From India's perspective, Prime Minister Stephen Harper's re-election has positive ramifications. Under Harper's tenure, India and Canada have undeniably edged closer since January 2006.
Indian Prime Minister Manmohan Singh and Harper have met three times. There has been a perceptible change in Canada's thinking on India's nuclear energy needs. India's nuclear ambitions had led to a sort of frost in ties, which was consigned to history most evidently in Canada's recent support for the United States-India civilian nuclear energy needs in the International Atomic Energy Agency and the Nuclear Suppliers Group.
The relations in the nuclear field were frozen by Liberal prime minister Pierre Trudeau. Liberal prime minister Jean Chretien and his successor Paul Martin made no move toward a thaw.
Harper has also been proactive in attending Indo-Canadian community events, another first for a Canadian prime minister. In June 2006, five months after he became prime minister for the first time, he attended the Indo-Canadian Chamber of Commerce gala as chief guest.

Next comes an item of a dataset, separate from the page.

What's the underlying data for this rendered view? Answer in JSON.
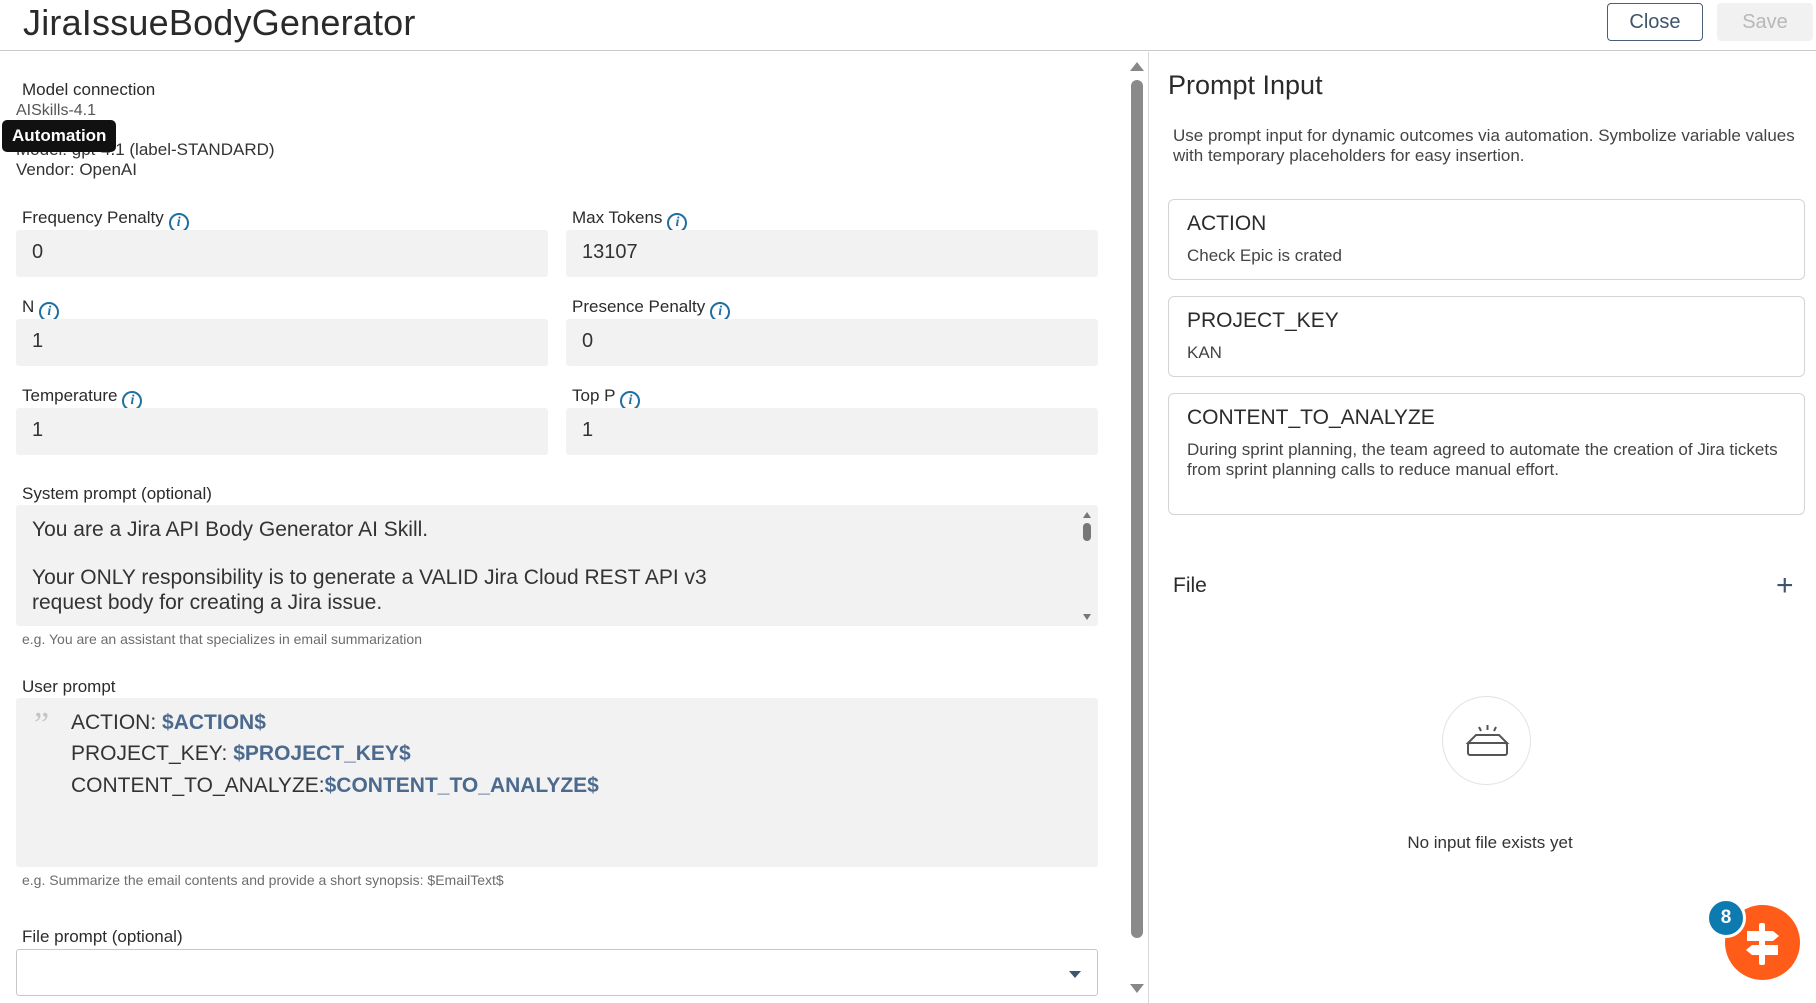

Harper was the chief guest at the Canada-India Foundation's Vasudev Chanchalani Award ceremony where former Indian President Dr A P J Abdul Kalam was also present. At the event, Harper announced to the 500-plus guests, mostly Indo-Canadians, the opening of two new trade offices in Hyderabad and Kolkata. His government, he added, will also post additional trade commissioners at the offices in Mumbai and Delhi to boost bilateral trade.
More recently, September 10, Harper was again the chief guest at the ICCC's luncheon, his third appearance at an Indo-Canadian event within two years. Martin did attend an ICCC gala, but when he was the finance minister; never as prime minister.
At the September 10 event, Harper announced that Canada will, if he is re-elected, have 'a commercial presence in Gujarat.'
It was a significant policy statement, as Canada, under the Liberals, froze relations with Gujarat after communal riots.
Harper also ordered the public inquiry into the Air India tragedy of June 1985; no such action was taken by his Liberal predecessors. This initiative has earned him respect and following in the Indo-Canadian community.
Under Harper's leadership, Canada and India have concluded a Foreign Investment Protection and Promotion Agreement and discussions are on about a Free Trade Agreement.
Last but not the least, Harper and Singh enjoy good chemistry, which is often key to international diplomacy. Singh sent a personal letter on the US-India nuclear agreement to Harper, and the prime minister agreed to receive India's National Security Adviser M K Narayanan at short notice.
There are indications that Harper has a personal invitation from Singh to be the chief guest at India's Republic Day celebrations in New Delhi, January 26.